▶ **WHAT TO DO**:
Going through the lines below, tally those that include "JSON", and give only the number.

SUPPLIED ENTRIES Block Start

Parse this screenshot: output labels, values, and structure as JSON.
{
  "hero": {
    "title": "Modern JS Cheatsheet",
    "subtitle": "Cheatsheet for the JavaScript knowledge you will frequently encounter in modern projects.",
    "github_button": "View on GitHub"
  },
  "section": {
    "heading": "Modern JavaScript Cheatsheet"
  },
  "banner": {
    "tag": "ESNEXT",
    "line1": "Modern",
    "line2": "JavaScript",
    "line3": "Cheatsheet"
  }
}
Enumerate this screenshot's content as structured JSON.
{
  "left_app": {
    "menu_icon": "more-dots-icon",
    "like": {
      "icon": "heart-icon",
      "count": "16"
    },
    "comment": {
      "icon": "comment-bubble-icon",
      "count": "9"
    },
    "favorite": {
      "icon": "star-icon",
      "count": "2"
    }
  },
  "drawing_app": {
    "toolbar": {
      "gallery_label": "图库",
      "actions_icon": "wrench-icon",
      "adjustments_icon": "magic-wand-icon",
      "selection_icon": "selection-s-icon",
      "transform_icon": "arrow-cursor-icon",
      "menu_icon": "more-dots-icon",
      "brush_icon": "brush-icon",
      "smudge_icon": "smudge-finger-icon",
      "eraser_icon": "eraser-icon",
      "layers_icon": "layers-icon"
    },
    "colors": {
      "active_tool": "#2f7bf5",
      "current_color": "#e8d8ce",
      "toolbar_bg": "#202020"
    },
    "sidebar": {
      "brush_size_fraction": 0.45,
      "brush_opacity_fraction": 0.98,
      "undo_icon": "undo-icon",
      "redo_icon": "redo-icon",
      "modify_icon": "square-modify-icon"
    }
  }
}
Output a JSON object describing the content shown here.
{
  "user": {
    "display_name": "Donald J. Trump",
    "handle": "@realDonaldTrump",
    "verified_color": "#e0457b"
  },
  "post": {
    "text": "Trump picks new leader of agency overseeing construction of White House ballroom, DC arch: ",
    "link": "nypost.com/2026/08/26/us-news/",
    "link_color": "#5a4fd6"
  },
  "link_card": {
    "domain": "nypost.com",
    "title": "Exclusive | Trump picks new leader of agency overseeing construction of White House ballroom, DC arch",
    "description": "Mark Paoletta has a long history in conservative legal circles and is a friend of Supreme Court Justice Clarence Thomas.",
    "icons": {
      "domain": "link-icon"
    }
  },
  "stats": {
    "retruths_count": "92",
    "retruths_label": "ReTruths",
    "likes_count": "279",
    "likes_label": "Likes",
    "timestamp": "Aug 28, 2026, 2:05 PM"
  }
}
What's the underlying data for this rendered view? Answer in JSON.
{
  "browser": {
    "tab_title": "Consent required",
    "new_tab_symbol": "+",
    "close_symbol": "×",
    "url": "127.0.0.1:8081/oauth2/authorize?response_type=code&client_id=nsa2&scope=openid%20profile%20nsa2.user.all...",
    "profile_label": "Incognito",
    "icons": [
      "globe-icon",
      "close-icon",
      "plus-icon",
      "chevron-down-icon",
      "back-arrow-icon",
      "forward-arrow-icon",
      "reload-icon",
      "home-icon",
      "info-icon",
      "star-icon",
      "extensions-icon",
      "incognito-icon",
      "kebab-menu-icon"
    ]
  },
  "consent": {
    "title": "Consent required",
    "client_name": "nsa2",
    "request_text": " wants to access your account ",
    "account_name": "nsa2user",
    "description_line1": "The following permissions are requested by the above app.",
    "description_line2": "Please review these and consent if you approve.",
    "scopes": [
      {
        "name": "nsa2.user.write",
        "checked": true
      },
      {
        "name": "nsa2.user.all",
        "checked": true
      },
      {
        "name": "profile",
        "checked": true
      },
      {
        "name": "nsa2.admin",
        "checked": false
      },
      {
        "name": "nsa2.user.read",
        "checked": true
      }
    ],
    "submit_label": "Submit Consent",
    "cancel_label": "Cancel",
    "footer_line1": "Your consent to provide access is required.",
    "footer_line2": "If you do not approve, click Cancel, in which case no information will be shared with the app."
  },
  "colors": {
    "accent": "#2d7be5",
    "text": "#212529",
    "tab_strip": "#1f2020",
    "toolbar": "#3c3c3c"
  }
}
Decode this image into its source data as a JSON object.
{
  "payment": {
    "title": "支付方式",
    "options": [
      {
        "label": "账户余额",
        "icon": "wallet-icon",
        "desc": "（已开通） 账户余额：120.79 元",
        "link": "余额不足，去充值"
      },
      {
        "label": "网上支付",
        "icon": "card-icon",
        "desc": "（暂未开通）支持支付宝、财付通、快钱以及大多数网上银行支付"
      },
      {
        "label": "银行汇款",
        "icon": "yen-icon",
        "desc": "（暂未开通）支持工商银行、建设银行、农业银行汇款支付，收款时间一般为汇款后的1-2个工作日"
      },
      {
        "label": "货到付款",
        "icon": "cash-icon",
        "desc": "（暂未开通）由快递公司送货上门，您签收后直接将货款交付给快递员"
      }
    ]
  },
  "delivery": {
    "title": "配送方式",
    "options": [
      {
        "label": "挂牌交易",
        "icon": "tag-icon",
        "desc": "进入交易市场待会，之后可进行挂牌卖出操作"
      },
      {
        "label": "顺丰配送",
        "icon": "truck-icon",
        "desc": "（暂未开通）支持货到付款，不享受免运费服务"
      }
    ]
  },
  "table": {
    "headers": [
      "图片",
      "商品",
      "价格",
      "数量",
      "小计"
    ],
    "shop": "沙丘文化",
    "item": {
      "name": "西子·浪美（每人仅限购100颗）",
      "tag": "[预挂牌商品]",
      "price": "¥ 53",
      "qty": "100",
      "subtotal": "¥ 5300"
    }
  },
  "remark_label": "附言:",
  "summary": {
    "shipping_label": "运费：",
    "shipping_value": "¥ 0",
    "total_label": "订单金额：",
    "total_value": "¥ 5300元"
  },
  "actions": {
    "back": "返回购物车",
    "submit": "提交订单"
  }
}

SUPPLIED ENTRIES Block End

▶ **TASK RESULT**:
5